Fans of the book will be aware that there are four main hobbits in the Lord of the Rings, but rather than taking on the lesser roles of Merry and Pippin, the other Beatles had different roles in mind. George Harrison was to be Gandalf while John Lennon was to be Gollum.

Gollum and John, who would have played him

Gollum and John, who would have played him in the film (Photo Credit: Barry King/WireImage & Rowland Scherman/Getty Images)

Peter Jackson asked Paul McCartney if this was correct, and Jackson reported that “Paul couldn’t remember exactly when I spoke to him, but I believe that is the case.”

Lennon goes in search of Kubrick

While all The Beatles were keen fans of the books, it was Lennon who was the driving force behind the movie. For him, there was only one choice for director: Stanley Kubrick. At this point, Kubrick had directed Spartacus (1960), Lolita (1962), and Dr. Strangelove (1964), so he was hot property in Hollywood.

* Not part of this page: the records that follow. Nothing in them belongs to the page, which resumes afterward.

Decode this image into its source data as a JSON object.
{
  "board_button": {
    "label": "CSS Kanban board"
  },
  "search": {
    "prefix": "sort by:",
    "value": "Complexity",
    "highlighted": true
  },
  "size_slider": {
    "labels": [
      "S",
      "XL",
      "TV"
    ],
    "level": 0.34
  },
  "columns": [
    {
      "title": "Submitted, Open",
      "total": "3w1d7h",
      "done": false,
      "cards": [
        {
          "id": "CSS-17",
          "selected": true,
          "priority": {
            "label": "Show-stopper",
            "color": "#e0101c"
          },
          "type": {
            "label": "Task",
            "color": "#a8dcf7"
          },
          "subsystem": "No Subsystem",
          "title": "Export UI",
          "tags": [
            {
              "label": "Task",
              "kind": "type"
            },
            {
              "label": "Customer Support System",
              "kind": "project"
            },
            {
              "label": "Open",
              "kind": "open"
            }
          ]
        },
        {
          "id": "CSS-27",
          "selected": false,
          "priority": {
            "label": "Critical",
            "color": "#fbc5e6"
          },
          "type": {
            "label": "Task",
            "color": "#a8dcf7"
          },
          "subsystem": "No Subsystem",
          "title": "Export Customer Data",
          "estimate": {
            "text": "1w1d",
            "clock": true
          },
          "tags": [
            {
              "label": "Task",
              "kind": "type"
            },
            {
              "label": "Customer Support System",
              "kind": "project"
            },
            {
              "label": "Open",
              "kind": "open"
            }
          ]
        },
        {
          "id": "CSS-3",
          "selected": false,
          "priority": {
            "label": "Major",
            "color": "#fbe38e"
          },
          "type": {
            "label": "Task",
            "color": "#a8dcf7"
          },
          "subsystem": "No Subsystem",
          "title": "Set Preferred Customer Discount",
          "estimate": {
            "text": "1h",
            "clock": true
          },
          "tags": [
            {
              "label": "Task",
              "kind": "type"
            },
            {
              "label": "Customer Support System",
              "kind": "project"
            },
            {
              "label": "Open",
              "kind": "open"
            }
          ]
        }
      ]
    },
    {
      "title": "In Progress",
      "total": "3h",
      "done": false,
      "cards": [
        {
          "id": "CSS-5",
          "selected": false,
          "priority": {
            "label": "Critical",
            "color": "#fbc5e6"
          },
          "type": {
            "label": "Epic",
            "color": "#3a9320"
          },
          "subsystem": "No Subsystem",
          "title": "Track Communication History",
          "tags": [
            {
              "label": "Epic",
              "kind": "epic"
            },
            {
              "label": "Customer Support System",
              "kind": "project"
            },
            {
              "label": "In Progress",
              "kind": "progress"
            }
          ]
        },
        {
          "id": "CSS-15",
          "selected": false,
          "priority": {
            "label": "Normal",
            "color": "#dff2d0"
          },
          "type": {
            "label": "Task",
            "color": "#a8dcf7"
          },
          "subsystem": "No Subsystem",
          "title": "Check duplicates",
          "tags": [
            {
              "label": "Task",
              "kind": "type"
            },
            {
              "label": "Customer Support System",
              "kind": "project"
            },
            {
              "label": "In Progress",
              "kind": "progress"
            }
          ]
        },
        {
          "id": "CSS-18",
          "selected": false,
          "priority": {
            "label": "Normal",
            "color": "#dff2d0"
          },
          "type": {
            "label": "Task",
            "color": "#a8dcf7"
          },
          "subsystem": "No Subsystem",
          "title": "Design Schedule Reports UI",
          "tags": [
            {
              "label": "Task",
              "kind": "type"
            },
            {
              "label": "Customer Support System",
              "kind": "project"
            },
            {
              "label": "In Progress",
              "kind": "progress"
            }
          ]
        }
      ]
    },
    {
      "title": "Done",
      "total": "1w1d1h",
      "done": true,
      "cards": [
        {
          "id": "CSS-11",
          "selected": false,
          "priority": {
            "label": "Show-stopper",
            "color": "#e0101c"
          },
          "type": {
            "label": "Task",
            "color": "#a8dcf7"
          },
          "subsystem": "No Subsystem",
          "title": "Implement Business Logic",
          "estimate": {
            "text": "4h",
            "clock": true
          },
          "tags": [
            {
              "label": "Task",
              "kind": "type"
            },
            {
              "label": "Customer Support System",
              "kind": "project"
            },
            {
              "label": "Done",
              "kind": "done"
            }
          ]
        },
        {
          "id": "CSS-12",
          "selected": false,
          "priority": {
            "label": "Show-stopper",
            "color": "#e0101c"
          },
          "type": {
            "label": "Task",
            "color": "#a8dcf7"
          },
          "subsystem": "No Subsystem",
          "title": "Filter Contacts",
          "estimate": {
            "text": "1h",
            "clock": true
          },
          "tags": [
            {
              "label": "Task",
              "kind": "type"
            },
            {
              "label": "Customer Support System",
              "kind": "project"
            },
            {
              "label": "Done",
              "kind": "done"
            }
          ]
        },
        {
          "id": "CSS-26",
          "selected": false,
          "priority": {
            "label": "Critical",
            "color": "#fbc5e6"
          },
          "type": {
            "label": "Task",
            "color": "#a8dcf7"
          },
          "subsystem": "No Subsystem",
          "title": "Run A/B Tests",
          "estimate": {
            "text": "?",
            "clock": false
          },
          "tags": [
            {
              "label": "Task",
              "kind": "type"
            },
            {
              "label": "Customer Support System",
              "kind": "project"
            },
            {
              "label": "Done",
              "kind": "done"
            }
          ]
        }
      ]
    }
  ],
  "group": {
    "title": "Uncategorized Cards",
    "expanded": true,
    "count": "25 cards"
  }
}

Stanley Kubrick on the set of Dr. Strangelove

American director and screenwriter Stanley Kubrick (1928 – 1999) on the set of his film ‘Dr. Strangelove 1963. (Photo Credit: Columbia Pictures/Getty Images)

Rumors suggest that Kubrick wasn’t averse to the idea of making a Lord of the Rings movie, but he didn’t think it would be feasible to do a live-action film. This wasn’t just to do with the era’s special effects but also because, according to Screenrant, Kubrick thought “the scope of the book was too vast and dense to be adapted for film in the 1960s.”

The Beatles were on board, Tolkien was not

When Kubrick turned down the offer, The Beatles began to lose interest in the project. This was just as well because the author himself was about to put an end to the enterprise for good.

British writer J R R Tolkien enjoying a pipe in his study

2nd December 1955: British writer J R R Tolkien (1892 – 1973), enjoying a pipe in his study at Merton College, Oxford, where he was a Fellow (Photo Credit: Haywood Magee/Picture Post/Hulton Archive/Getty Images)

In 1968, J.R.R. Tolkien still held the rights to the books, and he wouldn’t release them to United Artists for the band to use. Apparently, he wasn’t a particularly big fan of The Beatles and didn’t want a pop band interpretation of his beloved books.

More from us: George Harrison’s Hilarious Culture Shock Trip Through Small Town America

Jackson has mixed feelings about the project

Speaking to the BBC, Jackson has mixed feelings about the abandoned project. Since the film would have been a musical, Jackson mused: “What would The Beatles have done with a Lord of the Rings soundtrack album? That would have been 14 or 15 Beatles songs that would have been pretty incredible to listen to.”

Portrait of Peter Jackson

Portrait of Peter Jackson, Director of the film, Lord Of The Rings (Photo Credit: Todd Plitt/ImageDirect)

“So I’ve got two minds about it. I would have loved to hear that album, but I’m also glad I got the chance to do the films.”

However, Paul McCartney had a different opinion. As he told Jackson: “I’m glad we didn’t do it, because you got to do yours and I liked your film.”